The concept of processing utilities in financial services firms has been around for many years. Indeed, depending on where you look, many processing utilities already exist. On the market side, consortiums have worked together to form common trading facilities often in not for profit entities. Chi-X is a good example of a multilateral trading facility born out of a consortium of major financial institutions later to become a Recognised Investment Exchange. On the depository side, Central Securities Depositories (CSD) arose from a need to be able to transfer securities via book entries rather than by the physical transfer of certificates. Many CSDs now operate in the Eurozone offering central processing capabilities across various markets. The latest evolution of the utility concept focuses on the remaining infrastructure maintained by financial institutions to be able to manage trade flow and positions between execution and delivery.
Following the advent of the financial crisis and the resulting influx of regulatory driven change required by financial institutions, the ability to maintain siloed processing infrastructure became unsustainable. Organisations needed to simplify their landscape to be able to deliver the change in a timely and cost effective way. With this simplification came the ability to centralise processes in enterprise wide utility models. This centralisation of function provided the added benefit of allowing a level of cross function transparency often not available with disparate systems.
Enterprise Utility constructs require significant investment from organisations due to the need for uniform operating models across multiple lines of business which have often developed organically. The ability to standardize processes and accept firm wide operating models enables the change requirement to be defined and implemented once rather than in multiple instances leading to significant agility within the organisation. Indeed, this optimisation of change leads to the biggest commercial benefit. Although there are benefits derived from the centralisation of platform and resources, these demands still maintain significant cost correlation to processing volume.
Having witnessed the success of the enterprise utility concept, the industry has already started looking at the next iteration of the utility model, the industry utility. In an industry utility an external party provides processing across multiple financial services organisations thereby spreading the change costs across a wider pool of participants. Several services have already come to market across areas such as KYC data provision, trade reporting, reconciliation and even clearing services. Many organisations take the opportunity to relook at existing operating models as part of the transition to a service and can benefit by the standardisation of processes to market benchmarks.
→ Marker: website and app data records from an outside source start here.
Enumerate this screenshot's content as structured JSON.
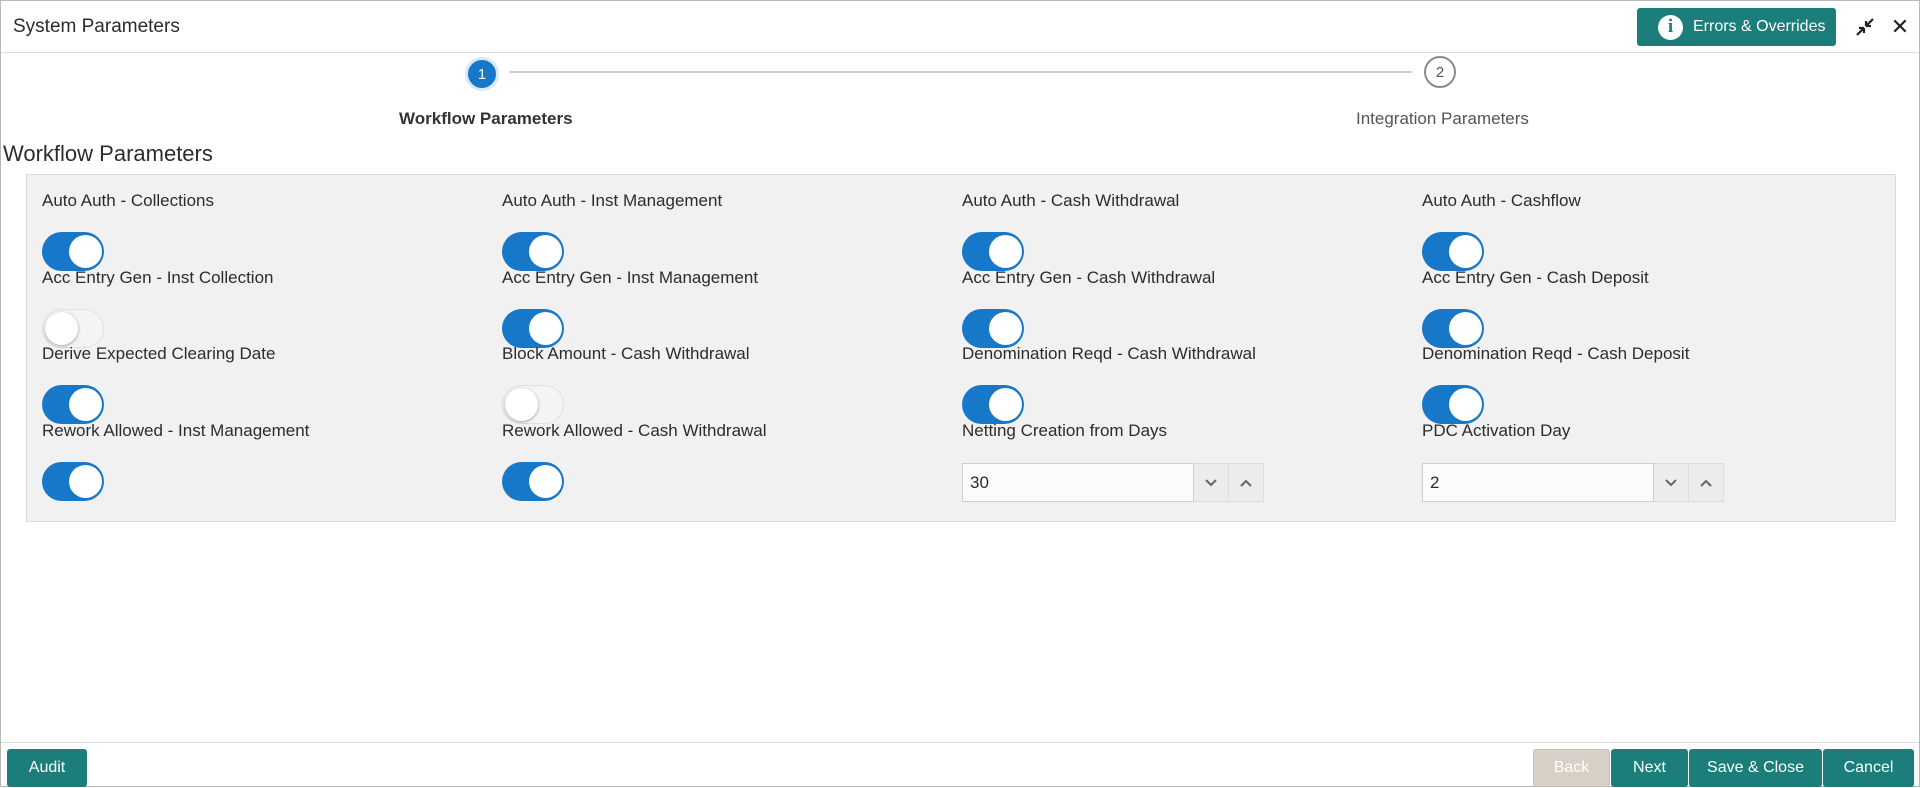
{
  "window": {
    "title": "System Parameters"
  },
  "header": {
    "errors_label": "Errors & Overrides"
  },
  "stepper": {
    "steps": [
      {
        "number": "1",
        "label": "Workflow Parameters",
        "active": true
      },
      {
        "number": "2",
        "label": "Integration Parameters",
        "active": false
      }
    ]
  },
  "section": {
    "title": "Workflow Parameters"
  },
  "fields": [
    {
      "label": "Auto Auth - Collections",
      "type": "toggle",
      "on": true
    },
    {
      "label": "Auto Auth - Inst Management",
      "type": "toggle",
      "on": true
    },
    {
      "label": "Auto Auth - Cash Withdrawal",
      "type": "toggle",
      "on": true
    },
    {
      "label": "Auto Auth - Cashflow",
      "type": "toggle",
      "on": true
    },
    {
      "label": "Acc Entry Gen - Inst Collection",
      "type": "toggle",
      "on": false
    },
    {
      "label": "Acc Entry Gen - Inst Management",
      "type": "toggle",
      "on": true
    },
    {
      "label": "Acc Entry Gen - Cash Withdrawal",
      "type": "toggle",
      "on": true
    },
    {
      "label": "Acc Entry Gen - Cash Deposit",
      "type": "toggle",
      "on": true
    },
    {
      "label": "Derive Expected Clearing Date",
      "type": "toggle",
      "on": true
    },
    {
      "label": "Block Amount - Cash Withdrawal",
      "type": "toggle",
      "on": false
    },
    {
      "label": "Denomination Reqd - Cash Withdrawal",
      "type": "toggle",
      "on": true
    },
    {
      "label": "Denomination Reqd - Cash Deposit",
      "type": "toggle",
      "on": true
    },
    {
      "label": "Rework Allowed - Inst Management",
      "type": "toggle",
      "on": true
    },
    {
      "label": "Rework Allowed - Cash Withdrawal",
      "type": "toggle",
      "on": true
    },
    {
      "label": "Netting Creation from Days",
      "type": "number",
      "value": "30"
    },
    {
      "label": "PDC Activation Day",
      "type": "number",
      "value": "2"
    }
  ],
  "footer": {
    "audit": "Audit",
    "back": "Back",
    "next": "Next",
    "save_close": "Save & Close",
    "cancel": "Cancel"
  },
  "colors": {
    "accent": "#1777c9",
    "primary_button": "#1b7e7a",
    "disabled_button": "#d8cfc6",
    "panel_bg": "#f1f1f1"
  }
}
However, significant challenges remain with the provision of data to external parties due to data privacy laws or even the outsourcing of functions due to regulatory restrictions. Never the less, the commercial attractiveness of the servicing of non-differentiated functions by central processing utilities cannot be ignored and many financial services organisations have recognised the need to work with regulators to find a solution to the current restrictions.
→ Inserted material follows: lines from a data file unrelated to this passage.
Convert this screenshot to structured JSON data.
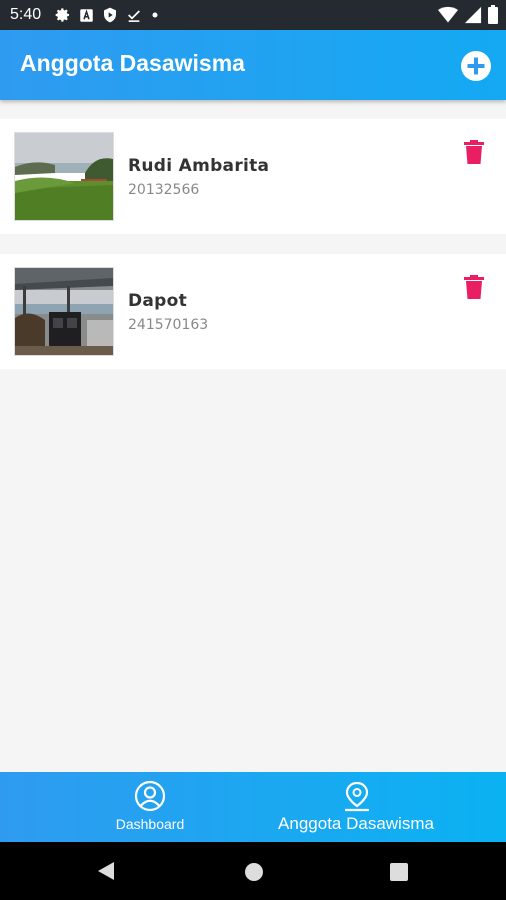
{
  "status_bar": {
    "time": "5:40",
    "icons": [
      "settings-icon",
      "a-box-icon",
      "shield-play-icon",
      "download-done-icon",
      "dot-icon",
      "wifi-icon",
      "signal-icon",
      "battery-icon"
    ]
  },
  "app_bar": {
    "title": "Anggota Dasawisma",
    "add_icon": "add-circle-icon"
  },
  "members": [
    {
      "name": "Rudi Ambarita",
      "id": "20132566",
      "photo": "lake-landscape-photo"
    },
    {
      "name": "Dapot",
      "id": "241570163",
      "photo": "terrace-lake-photo"
    }
  ],
  "bottom_nav": {
    "items": [
      {
        "label": "Dashboard",
        "icon": "person-circle-icon"
      },
      {
        "label": "Anggota Dasawisma",
        "icon": "location-pin-icon"
      }
    ]
  },
  "colors": {
    "primary": "#2196F3",
    "delete": "#E91E63",
    "statusbar": "#252A31"
  }
}
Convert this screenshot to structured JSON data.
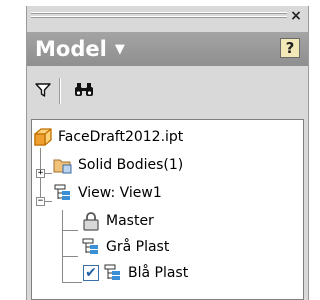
{
  "panel": {
    "title": "Model",
    "title_caret": "▼",
    "close_glyph": "×",
    "help_glyph": "?",
    "help_icon": "help-icon",
    "filter_icon": "filter-icon",
    "find_icon": "binoculars-icon"
  },
  "tree": {
    "root": {
      "label": "FaceDraft2012.ipt",
      "icon": "part-icon"
    },
    "solid_bodies": {
      "label": "Solid Bodies(1)",
      "icon": "folder-bodies-icon",
      "expander": "+"
    },
    "view": {
      "label": "View: View1",
      "icon": "view-rep-icon",
      "expander": "−"
    },
    "children": [
      {
        "label": "Master",
        "icon": "lock-icon",
        "checked": false
      },
      {
        "label": "Grå Plast",
        "icon": "view-rep-icon",
        "checked": false
      },
      {
        "label": "Blå Plast",
        "icon": "view-rep-icon",
        "checked": true,
        "check_glyph": "✔"
      }
    ]
  },
  "colors": {
    "panel_bg": "#d9d9d9",
    "titlebar": "#999999",
    "part_orange": "#f0a030",
    "check_blue": "#2563a8"
  }
}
A potential solution to the inability to move directly to an industry utility model is the ability to adopt common operating models and platforms across multiple members of a processing consortium. Many organisations already use common technology solutions due to the consolidation of applications towards market standard platforms. Indeed, global financial organisations have already embraced the need for platform and process standardisation across geographies where regulations require in country processing. The ability to extend this model to a processing consortium that create a servicing company to centrally manage change across all consortium members would see members gain the majority of benefits normally associated with the wider industry utility. Further still, the ability of the consortium to collectively negotiate around technology requirements and human capital management provides further opportunities to maximise commercial efficiencies. In many situations, it would be conceivable that these processing consortiums would themselves become the industry utility solutions as they move from not for profit entities into fully commercial services companies.
To conclude, the industry will continue its move towards central servicing for non-differentiating services where possible, focusing reserves on customer experience and similar areas of differentiation. Although this journey is well underway, we can expect to see many model iterations as firms look for ways to progress within the legal and regulatory boundaries as they currently exist.